[Data records for software interfaces]
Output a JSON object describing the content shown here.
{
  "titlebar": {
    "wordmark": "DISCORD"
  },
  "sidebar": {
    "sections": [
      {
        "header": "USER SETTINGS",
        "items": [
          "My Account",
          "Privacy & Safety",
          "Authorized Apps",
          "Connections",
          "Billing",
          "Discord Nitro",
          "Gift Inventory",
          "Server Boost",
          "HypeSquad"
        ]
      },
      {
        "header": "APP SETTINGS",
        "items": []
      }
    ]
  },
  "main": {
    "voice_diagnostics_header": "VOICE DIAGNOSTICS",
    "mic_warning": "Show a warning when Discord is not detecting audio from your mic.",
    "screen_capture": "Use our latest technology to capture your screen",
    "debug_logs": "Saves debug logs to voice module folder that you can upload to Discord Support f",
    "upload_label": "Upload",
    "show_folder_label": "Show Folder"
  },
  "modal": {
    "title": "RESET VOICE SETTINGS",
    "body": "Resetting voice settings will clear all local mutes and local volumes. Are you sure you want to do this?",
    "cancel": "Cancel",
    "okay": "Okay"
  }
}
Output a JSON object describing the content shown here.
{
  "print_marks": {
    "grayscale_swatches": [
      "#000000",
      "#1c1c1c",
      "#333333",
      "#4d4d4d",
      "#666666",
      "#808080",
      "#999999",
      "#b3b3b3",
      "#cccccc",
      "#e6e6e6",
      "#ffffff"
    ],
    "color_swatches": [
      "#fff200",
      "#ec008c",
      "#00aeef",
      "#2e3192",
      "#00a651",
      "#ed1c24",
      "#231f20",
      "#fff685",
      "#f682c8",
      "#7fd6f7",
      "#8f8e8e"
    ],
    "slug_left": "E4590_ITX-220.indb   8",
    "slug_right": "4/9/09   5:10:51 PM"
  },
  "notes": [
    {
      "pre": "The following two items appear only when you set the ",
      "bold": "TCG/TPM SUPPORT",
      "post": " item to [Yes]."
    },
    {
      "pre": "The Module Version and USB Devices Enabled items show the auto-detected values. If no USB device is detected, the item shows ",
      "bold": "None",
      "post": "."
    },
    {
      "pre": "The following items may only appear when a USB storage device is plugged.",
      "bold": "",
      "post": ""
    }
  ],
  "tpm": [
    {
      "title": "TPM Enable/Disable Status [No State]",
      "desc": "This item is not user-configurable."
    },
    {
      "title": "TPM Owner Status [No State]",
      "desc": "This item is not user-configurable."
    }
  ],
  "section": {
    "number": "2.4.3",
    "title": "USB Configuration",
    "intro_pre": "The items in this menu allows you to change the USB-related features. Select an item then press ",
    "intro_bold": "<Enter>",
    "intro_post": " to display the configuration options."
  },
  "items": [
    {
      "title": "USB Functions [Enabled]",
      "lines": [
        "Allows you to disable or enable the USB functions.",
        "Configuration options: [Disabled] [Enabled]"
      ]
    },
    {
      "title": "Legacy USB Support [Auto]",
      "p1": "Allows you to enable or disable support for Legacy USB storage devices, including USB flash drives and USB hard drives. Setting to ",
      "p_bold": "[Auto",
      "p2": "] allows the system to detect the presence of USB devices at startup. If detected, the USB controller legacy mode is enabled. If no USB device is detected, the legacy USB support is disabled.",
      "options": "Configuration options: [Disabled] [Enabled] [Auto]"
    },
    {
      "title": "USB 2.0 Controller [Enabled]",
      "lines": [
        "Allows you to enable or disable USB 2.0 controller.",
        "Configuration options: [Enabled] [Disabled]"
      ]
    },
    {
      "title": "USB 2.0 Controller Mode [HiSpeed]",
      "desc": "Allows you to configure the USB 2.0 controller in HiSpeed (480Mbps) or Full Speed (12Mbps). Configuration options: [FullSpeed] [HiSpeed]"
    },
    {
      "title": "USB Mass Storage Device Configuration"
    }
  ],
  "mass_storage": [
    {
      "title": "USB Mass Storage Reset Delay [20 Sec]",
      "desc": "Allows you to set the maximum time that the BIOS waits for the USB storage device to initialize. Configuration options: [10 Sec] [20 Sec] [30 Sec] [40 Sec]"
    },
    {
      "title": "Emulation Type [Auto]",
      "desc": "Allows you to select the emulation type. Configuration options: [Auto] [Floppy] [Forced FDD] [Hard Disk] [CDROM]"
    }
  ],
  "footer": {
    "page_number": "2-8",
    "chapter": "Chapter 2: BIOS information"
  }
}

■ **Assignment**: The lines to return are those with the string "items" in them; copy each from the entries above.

■ **Response box**:
        "items": [
        "items": []
      "pre": "The following two items appear only when you set the ",
      "pre": "The Module Version and USB Devices Enabled items show the auto-detected values. If no USB device is detected, the item shows ",
      "pre": "The following items may only appear when a USB storage device is plugged.",
    "intro_pre": "The items in this menu allows you to change the USB-related features. Select an item then press ",
  "items": [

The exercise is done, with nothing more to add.